Brassica juncea - Köhler–s Medizinal-Pflanzen-168.jpg
Scientific classification edit
Domain: Eukaryota
Kingdom: Plantae
Clade: Tracheophytes
Clade: Angiosperms
Clade: Eudicots
Clade: Rosids
Order: Brassicales
Family: Brassicaceae
Genus: Brassica
Species:

Green manure

Vegetable growers sometimes grow mustard as a green manure. Its main purpose is to act as a mulch, covering the soil to suppress weeds between crops. If grown as a green manure, the mustard plants are cut down at the base when sufficiently grown, and left to wither on the surface,
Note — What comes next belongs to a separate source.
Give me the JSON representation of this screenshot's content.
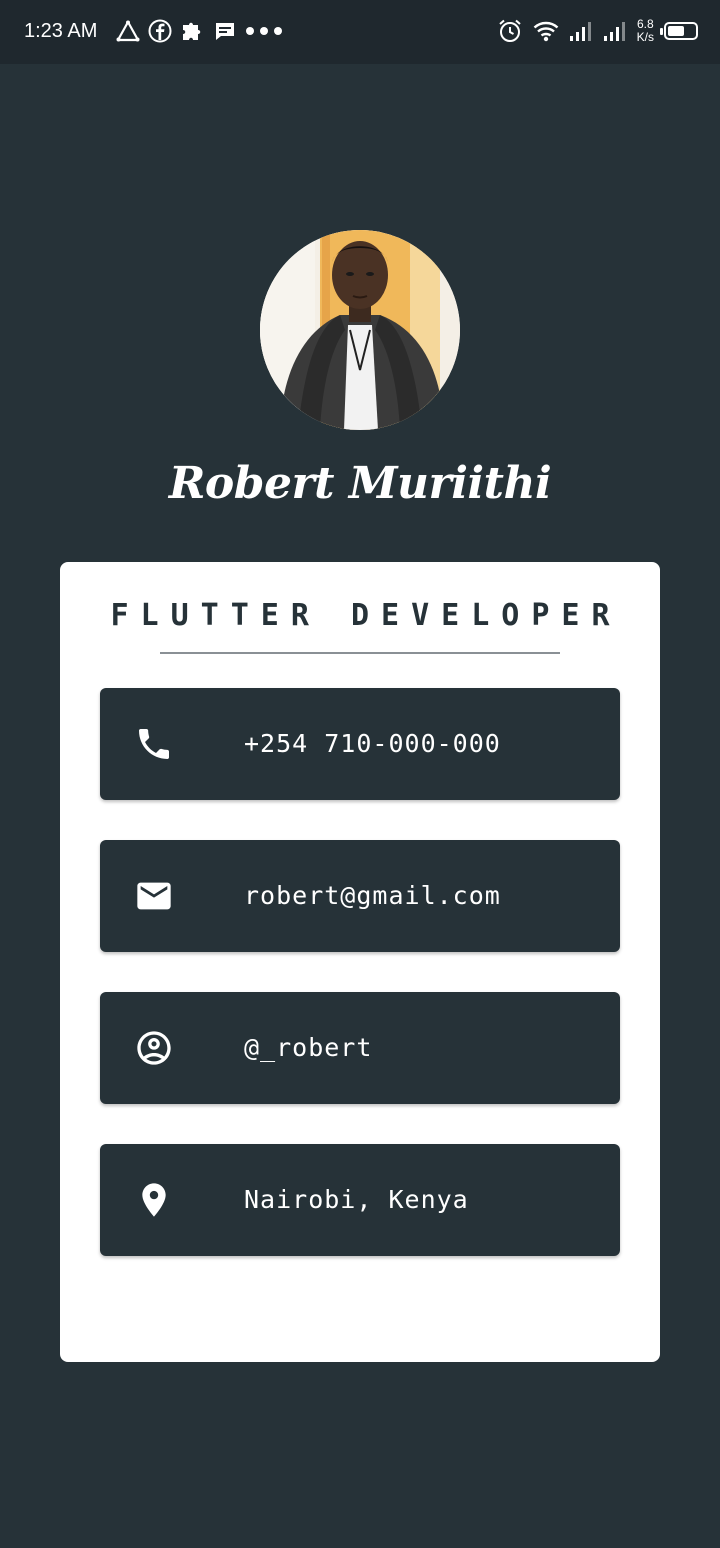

Vegetable growers sometimes grow mustard as a green manure. Its main purpose is to act as a mulch, covering the soil to suppress weeds between crops. If grown as a green manure, the mustard plants are cut down at the base when sufficiently grown, and left to wither on the surface, continuing to act as a mulch until the next crop is due for sowing, when the mustard is dug in. In the UK, mustard sown in summer and autumn is cut down starting in October. April sowings can be cut down in June, keeping the ground clear for summer-sown crops.[10] One of the disadvantages of using mustard as a green manure is its propensity to harbor club root.

Phytoremediation

This mustard p

This mustard plant is used in phytoremediation to remove heavy metals, such as lead, from the soil in hazardous waste sites because it has a higher tolerance for these substances and stores the heavy metals in its cells.[11] In particular, Brassica juncea was particularly effective at removing cadmium from soil.[12] The process of removing heavy metals ends when the plant is harvested and properly discarded. Phytoremediation has been shown to be cheaper and easier than traditional methods for heavy metal reduction in soils.[13] In addition, it has the effect of reducing soil erosion, reducing cross-site contamination.[11]

See also